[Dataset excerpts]

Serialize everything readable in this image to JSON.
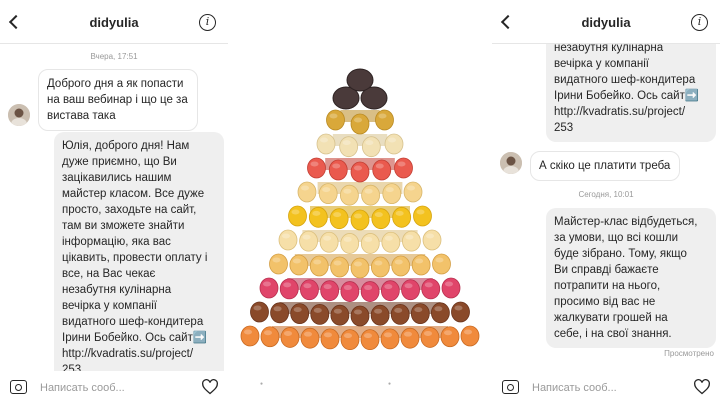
{
  "left_chat": {
    "username": "didyulia",
    "timestamp": "Вчера, 17:51",
    "incoming_message": "Доброго дня а як попасти на ваш вебинар і що це за вистава така",
    "outgoing_message": {
      "lines": [
        "Юлія, доброго дня! Нам",
        "дуже приємно, що Ви",
        "зацікавились нашим",
        "майстер класом. Все дуже",
        "просто, заходьте на сайт,",
        "там ви зможете знайти",
        "інформацію, яка вас",
        "цікавить, провести оплату і",
        "все, на Вас чекає",
        "незабутня кулінарна",
        "вечірка у компанії",
        "видатного шеф-кондитера",
        "Ірини Бобейко. Ось сайт➡️",
        "http://kvadratis.su/project/",
        "253"
      ]
    },
    "input_placeholder": "Написать сооб..."
  },
  "right_chat": {
    "username": "didyulia",
    "continued_message": {
      "lines": [
        "незабутня кулінарна",
        "вечірка у компанії",
        "видатного шеф-кондитера",
        "Ірини Бобейко. Ось сайт➡️",
        "http://kvadratis.su/project/",
        "253"
      ]
    },
    "incoming_message": "А скіко це платити треба",
    "timestamp": "Сегодня, 10:01",
    "outgoing_message": {
      "lines": [
        "Майстер-клас відбудеться,",
        "за умови, що всі кошли",
        "буде зібрано. Тому, якщо",
        "Ви справді бажаєте",
        "потрапити на нього,",
        "просимо від вас не",
        "жалкувати грошей на",
        "себе, і на свої знання."
      ]
    },
    "seen_label": "Просмотрено",
    "input_placeholder": "Написать сооб..."
  },
  "colors": {
    "outgoing_bubble": "#efefef",
    "incoming_border": "#e6e6e6",
    "text": "#262626",
    "muted": "#999999"
  },
  "icons": [
    "back-chevron-icon",
    "info-icon",
    "camera-icon",
    "heart-icon"
  ]
}
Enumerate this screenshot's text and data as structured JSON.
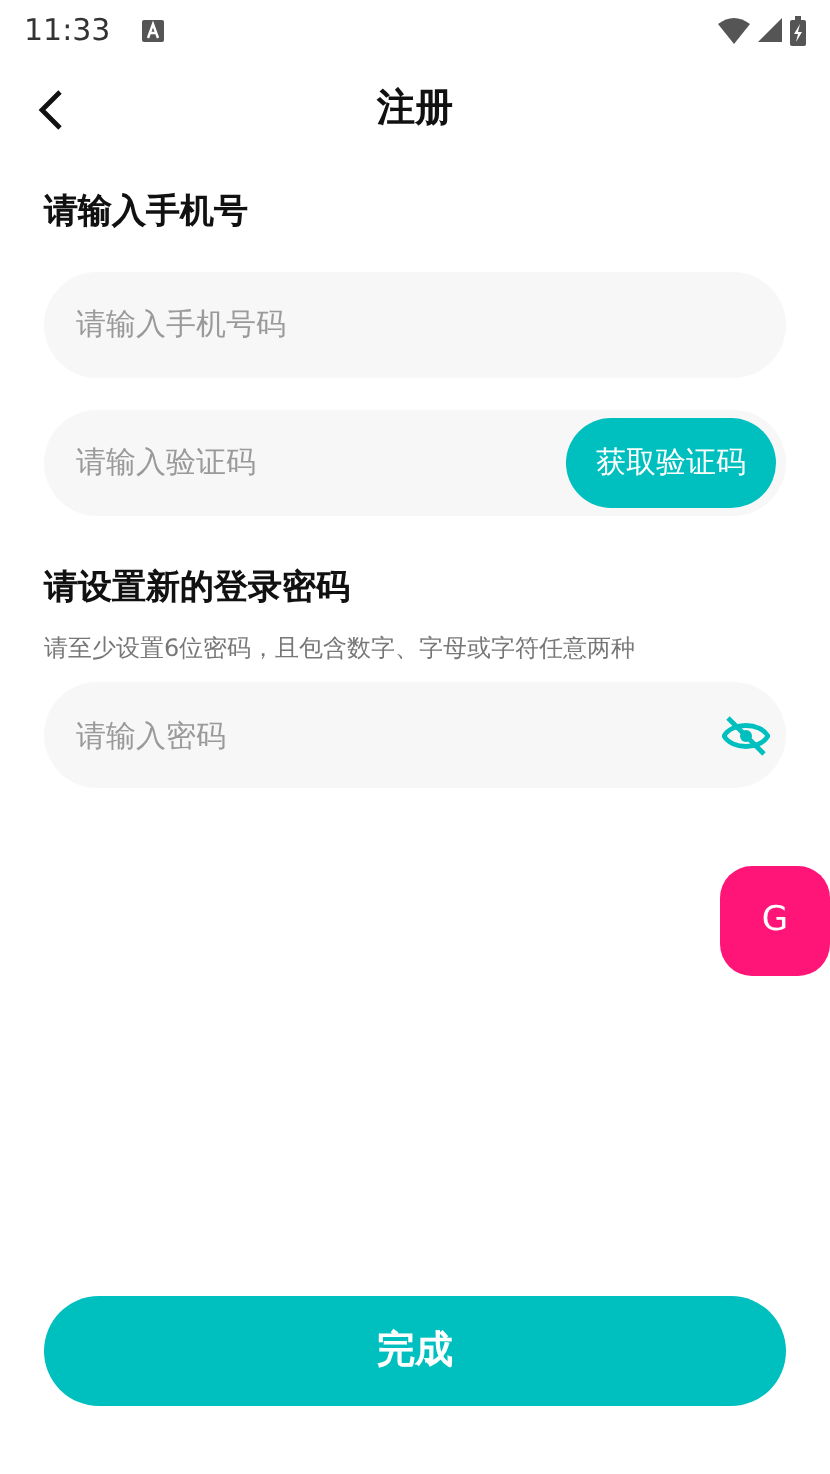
{
  "status_bar": {
    "time": "11:33"
  },
  "header": {
    "title": "注册"
  },
  "phone_section": {
    "title": "请输入手机号",
    "phone_placeholder": "请输入手机号码",
    "code_placeholder": "请输入验证码",
    "code_button": "获取验证码"
  },
  "password_section": {
    "title": "请设置新的登录密码",
    "hint": "请至少设置6位密码，且包含数字、字母或字符任意两种",
    "placeholder": "请输入密码",
    "password_visible": false
  },
  "floating_button": {
    "label": "G"
  },
  "submit_button": "完成"
}
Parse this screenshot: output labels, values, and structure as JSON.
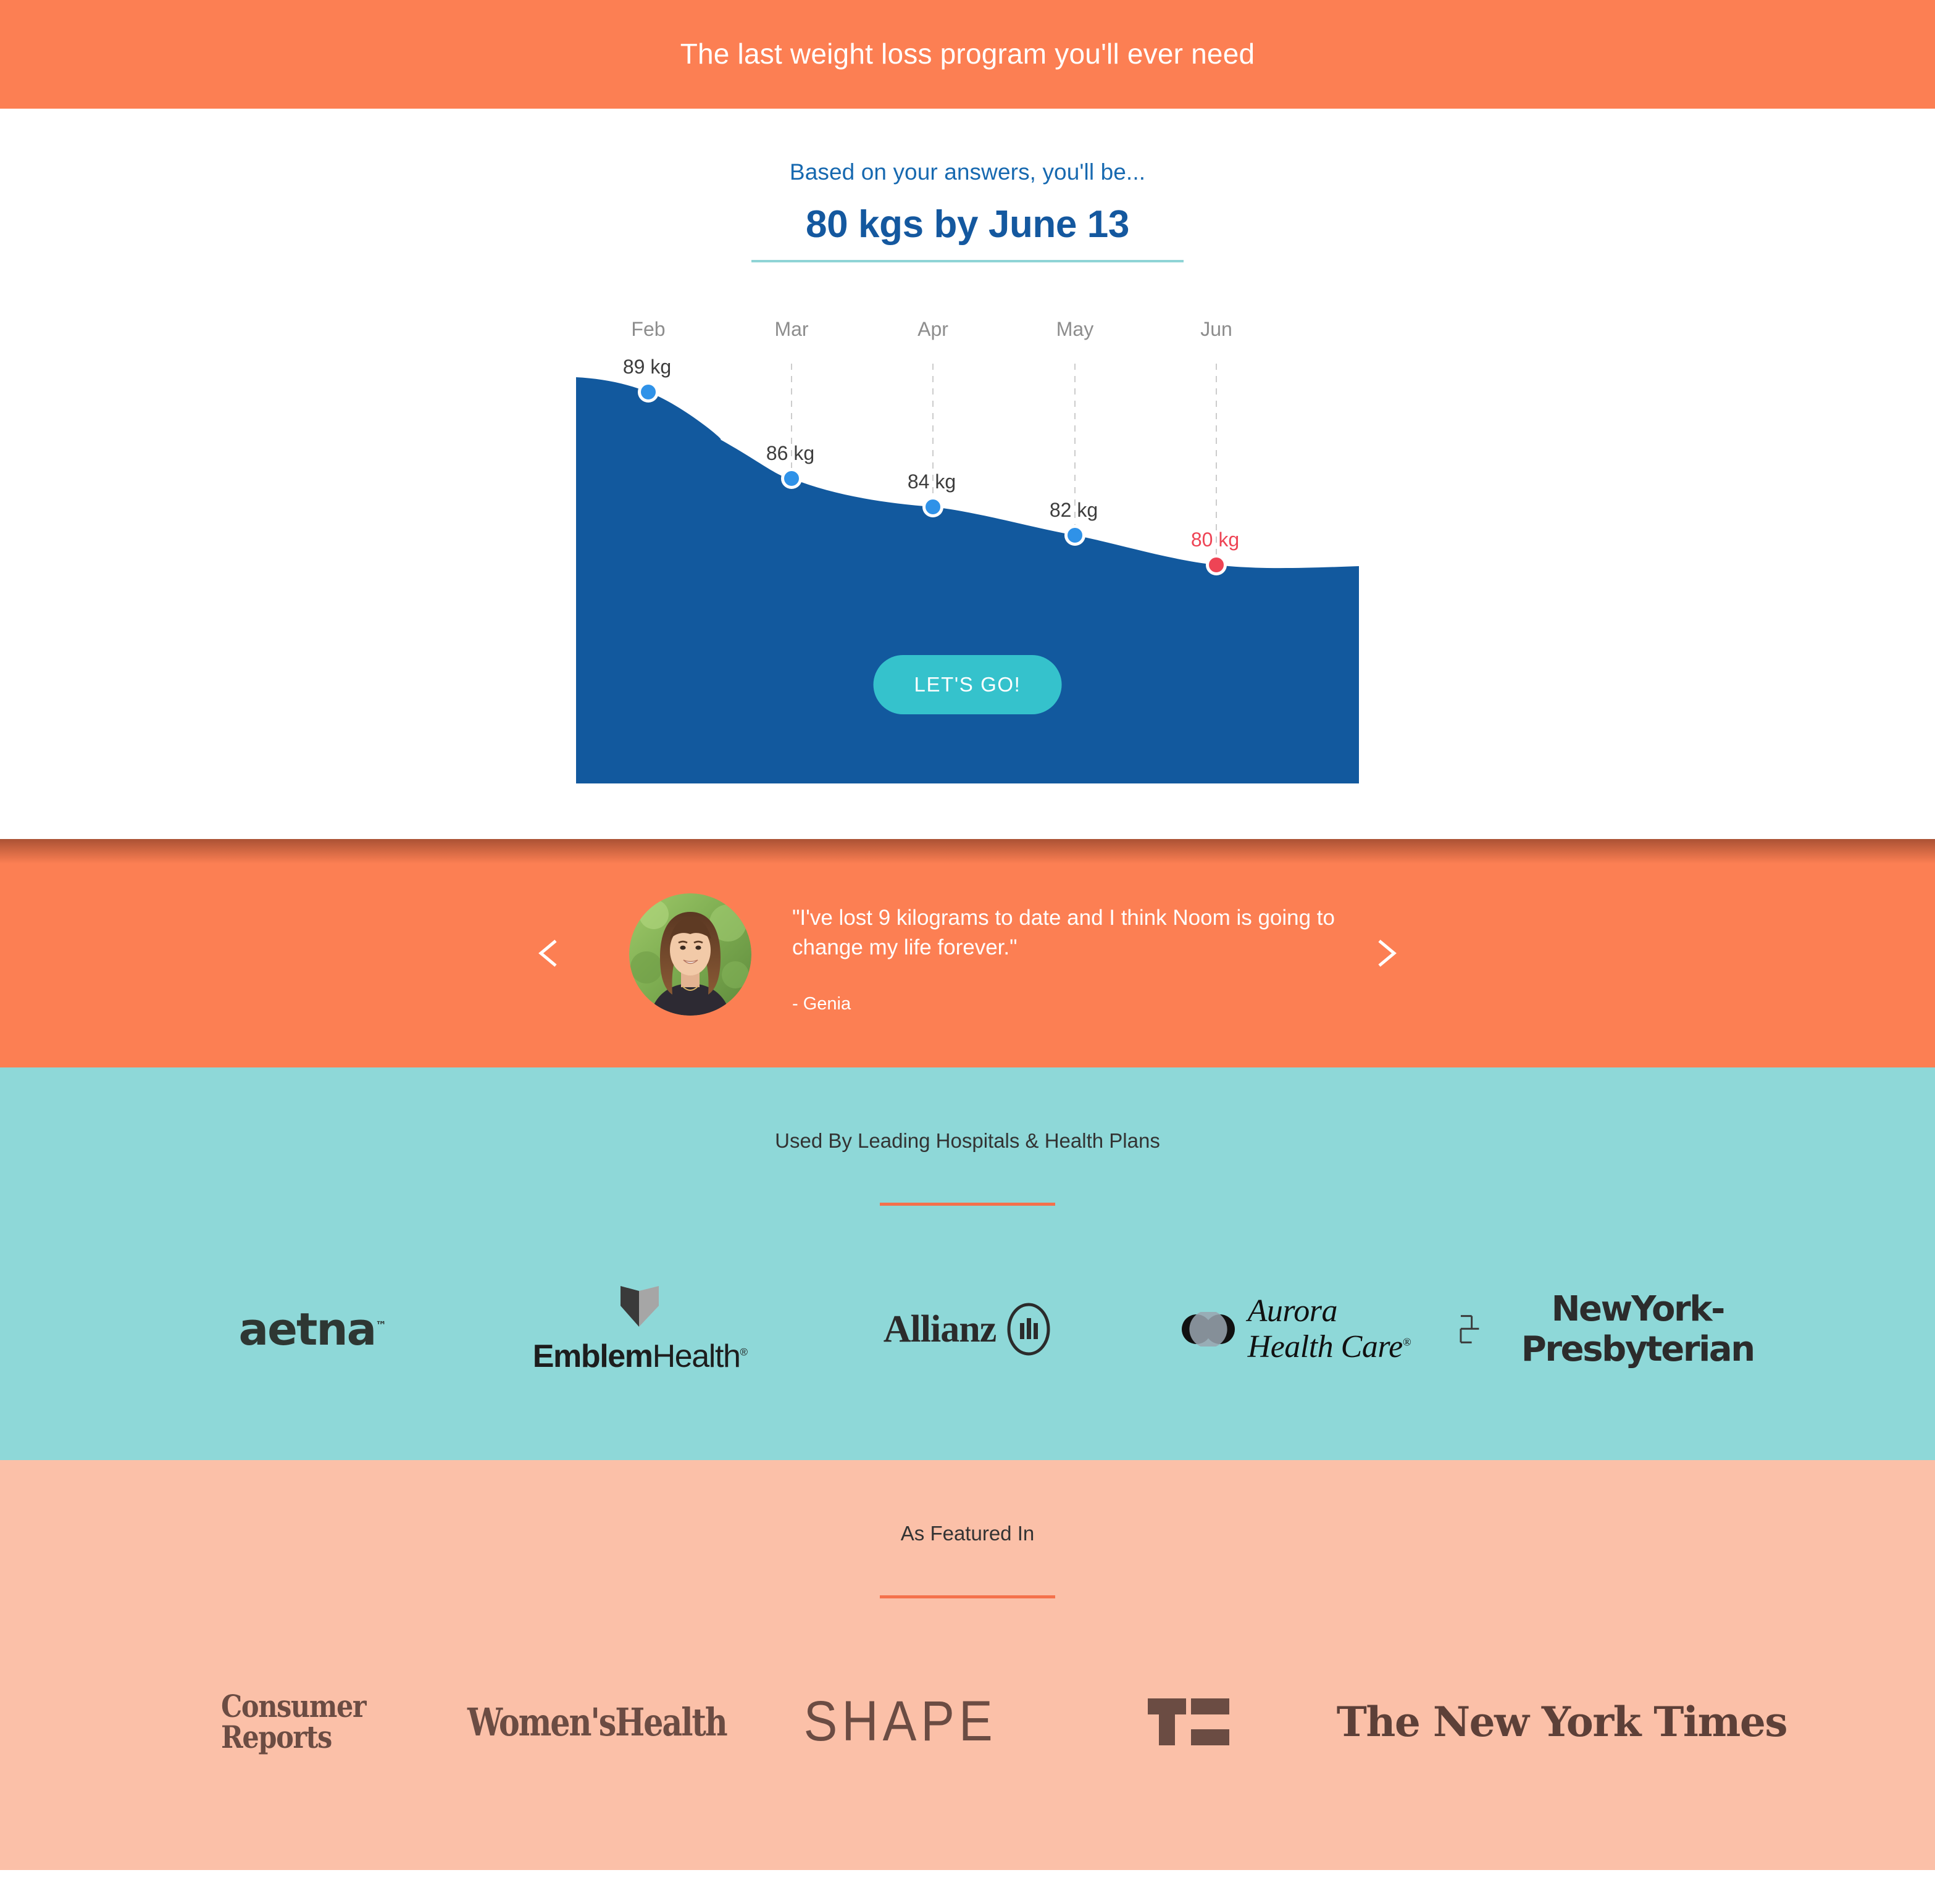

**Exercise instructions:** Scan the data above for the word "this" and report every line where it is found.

**Exercise answer:**
Serialize everything readable in this image to JSON.
Enumerate this screenshot's text and data as structured JSON.
Parse this screenshot: output labels, values, and structure as JSON.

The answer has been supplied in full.